The remaining six MPOs (Association of Monterey Bay Area Governments; Butte County Association of Governments; San Luis Obispo County Council of Governments; Santa Barbara County Association of Governments; Shasta County Regional Transportation Planning Agency; Tahoe Metropolitan Planning Organization) represent about five percent of the state’s population. Therefore, CARB adopted each of the six remaining MPO’s current projection for 2020 and 2035. The projections for 2020 range from a 7 percent decrease to a 13 percent increase for 2020; and a range of 8 percent decrease to a 14 percent increase by 2035. Monterey, Tahoe and Santa Barbara have volunteered to reduce their emission targets.

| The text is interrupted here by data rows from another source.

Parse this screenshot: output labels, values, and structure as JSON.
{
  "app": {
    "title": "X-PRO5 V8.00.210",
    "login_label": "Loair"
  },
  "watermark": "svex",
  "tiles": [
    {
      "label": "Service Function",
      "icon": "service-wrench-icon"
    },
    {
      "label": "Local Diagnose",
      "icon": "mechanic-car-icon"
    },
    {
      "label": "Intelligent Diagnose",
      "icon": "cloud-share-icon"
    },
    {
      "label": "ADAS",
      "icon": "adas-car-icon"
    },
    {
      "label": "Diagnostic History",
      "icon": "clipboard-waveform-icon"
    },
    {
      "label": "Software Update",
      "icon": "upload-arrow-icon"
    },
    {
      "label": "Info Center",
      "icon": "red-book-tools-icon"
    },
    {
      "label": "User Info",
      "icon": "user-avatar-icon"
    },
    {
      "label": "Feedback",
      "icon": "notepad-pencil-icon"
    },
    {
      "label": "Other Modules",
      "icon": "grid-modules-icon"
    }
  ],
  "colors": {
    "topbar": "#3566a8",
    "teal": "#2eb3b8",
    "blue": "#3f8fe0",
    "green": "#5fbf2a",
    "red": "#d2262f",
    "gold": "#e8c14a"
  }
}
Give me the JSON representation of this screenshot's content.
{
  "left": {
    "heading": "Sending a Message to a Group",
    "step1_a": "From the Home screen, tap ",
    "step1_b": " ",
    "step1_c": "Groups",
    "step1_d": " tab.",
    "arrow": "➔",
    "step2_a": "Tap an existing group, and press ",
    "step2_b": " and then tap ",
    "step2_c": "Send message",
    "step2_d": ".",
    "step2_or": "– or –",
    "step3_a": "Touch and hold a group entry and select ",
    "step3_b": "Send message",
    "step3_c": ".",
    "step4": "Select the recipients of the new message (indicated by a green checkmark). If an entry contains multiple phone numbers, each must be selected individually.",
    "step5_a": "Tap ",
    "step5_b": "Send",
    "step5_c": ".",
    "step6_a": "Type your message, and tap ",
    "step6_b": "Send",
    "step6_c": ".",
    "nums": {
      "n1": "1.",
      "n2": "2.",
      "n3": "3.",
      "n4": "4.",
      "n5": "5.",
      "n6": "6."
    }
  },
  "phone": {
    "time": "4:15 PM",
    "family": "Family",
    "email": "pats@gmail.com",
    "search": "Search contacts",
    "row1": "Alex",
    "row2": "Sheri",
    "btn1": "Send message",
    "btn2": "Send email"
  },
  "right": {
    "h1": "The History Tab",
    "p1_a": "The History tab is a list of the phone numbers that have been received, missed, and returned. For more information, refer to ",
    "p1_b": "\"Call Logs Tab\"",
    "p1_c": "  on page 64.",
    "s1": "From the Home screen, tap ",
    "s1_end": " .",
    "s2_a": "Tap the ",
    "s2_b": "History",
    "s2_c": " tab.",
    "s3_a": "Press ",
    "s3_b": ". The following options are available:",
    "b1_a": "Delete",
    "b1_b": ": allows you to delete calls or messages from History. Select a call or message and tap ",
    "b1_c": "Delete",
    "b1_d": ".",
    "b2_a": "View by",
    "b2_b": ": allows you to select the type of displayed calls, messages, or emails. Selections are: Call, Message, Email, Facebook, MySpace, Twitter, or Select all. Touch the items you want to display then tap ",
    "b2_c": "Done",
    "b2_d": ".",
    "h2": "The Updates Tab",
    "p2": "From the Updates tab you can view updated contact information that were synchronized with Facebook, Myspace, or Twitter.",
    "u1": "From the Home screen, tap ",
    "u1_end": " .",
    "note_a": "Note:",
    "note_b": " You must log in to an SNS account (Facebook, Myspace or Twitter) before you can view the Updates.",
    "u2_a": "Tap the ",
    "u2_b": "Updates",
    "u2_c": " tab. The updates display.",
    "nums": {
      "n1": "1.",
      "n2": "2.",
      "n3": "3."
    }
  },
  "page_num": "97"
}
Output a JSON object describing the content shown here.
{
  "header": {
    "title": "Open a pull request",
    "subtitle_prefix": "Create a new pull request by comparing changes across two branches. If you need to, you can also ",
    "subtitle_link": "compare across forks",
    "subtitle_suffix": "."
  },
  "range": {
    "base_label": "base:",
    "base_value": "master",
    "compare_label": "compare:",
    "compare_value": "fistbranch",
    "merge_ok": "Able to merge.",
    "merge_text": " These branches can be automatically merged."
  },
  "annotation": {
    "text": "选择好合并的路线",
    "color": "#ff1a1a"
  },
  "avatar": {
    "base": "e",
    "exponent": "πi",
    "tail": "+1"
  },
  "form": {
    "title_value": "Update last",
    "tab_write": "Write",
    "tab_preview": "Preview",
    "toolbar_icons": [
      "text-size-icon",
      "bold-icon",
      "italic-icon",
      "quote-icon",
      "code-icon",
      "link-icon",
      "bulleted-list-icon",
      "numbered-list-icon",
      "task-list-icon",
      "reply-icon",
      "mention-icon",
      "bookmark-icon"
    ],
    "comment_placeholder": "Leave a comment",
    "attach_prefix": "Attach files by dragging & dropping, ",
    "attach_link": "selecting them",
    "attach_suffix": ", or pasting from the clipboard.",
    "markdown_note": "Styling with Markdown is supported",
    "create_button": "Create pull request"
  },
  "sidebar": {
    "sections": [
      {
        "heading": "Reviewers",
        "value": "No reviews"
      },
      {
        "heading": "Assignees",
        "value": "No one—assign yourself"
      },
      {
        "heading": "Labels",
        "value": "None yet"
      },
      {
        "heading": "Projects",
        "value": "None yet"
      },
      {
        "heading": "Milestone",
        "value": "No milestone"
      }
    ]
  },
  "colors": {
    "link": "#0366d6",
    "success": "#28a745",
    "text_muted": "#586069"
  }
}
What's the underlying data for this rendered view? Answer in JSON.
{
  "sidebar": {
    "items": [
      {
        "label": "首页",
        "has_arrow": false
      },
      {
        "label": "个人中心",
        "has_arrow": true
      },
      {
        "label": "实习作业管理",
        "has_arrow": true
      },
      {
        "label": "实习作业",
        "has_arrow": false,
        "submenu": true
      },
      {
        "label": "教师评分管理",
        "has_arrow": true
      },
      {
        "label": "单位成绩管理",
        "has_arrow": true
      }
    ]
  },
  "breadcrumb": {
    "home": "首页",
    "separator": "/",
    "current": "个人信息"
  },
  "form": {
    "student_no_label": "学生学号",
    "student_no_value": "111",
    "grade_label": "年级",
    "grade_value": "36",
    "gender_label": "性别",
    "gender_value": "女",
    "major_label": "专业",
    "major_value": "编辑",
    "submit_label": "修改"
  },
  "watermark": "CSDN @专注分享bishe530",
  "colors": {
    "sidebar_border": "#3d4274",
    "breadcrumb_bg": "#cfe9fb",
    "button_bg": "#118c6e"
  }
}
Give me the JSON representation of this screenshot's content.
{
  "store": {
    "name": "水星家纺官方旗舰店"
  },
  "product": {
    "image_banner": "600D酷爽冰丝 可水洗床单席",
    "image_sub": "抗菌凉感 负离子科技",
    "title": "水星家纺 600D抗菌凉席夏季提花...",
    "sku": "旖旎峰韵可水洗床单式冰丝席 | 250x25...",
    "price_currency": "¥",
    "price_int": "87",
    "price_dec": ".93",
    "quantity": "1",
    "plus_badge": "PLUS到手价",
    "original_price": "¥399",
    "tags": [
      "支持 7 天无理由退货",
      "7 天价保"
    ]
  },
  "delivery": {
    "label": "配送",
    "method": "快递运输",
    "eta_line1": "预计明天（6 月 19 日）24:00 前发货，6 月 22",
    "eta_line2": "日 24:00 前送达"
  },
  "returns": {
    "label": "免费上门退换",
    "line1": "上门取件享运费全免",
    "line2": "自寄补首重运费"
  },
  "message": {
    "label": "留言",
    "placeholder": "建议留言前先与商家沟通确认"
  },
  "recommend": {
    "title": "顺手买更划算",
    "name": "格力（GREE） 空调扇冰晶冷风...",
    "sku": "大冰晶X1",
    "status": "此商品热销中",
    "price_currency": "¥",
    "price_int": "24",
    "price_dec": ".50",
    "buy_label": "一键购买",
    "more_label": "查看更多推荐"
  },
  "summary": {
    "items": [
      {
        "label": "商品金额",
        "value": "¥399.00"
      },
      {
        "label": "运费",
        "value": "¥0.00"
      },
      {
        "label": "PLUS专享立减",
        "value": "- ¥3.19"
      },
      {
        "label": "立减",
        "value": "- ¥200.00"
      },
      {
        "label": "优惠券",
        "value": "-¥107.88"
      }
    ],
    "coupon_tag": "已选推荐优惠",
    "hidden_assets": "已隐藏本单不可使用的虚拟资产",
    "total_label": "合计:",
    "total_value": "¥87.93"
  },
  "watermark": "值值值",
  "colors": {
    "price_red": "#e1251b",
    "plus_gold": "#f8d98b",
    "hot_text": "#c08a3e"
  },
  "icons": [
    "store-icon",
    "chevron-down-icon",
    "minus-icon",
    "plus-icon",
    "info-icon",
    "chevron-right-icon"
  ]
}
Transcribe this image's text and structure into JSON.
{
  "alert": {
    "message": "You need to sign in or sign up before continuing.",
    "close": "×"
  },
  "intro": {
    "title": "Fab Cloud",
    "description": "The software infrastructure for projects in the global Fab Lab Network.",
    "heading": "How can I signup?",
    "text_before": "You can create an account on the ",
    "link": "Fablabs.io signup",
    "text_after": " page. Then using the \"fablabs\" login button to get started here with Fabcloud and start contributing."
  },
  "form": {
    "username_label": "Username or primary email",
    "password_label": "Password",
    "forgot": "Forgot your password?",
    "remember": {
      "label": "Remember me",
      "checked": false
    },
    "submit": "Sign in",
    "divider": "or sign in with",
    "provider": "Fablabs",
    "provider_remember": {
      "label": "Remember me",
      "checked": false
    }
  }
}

After more than four hours of public testimony and a spirited debate among board members as to the role of transportation funding in achieving the Targets, CARB unanimously adopted the Targets, with the caveat that CARB would work with SACOG to increase the 2035 emission reduction goal.

Leslie Z. Walker attended the hearing on the Greenhouse Gas Emission Reduction Targets. She is an associate at Abbott & Kindermann, LLP.  For questions relating to this article or any other California land use, real estate, environmental and/or planning issues contact Abbott & Kindermann, LLP at (916) 456-9595.

The information presented in this article should not be construed to be formal legal advice by Abbott & Kindermann, LLP, nor the formation of a lawyer/client relationship. Because of the changing nature of this area of the law and the importance of individual facts, readers are encouraged to seek independent counsel for advice regarding their individual legal issues.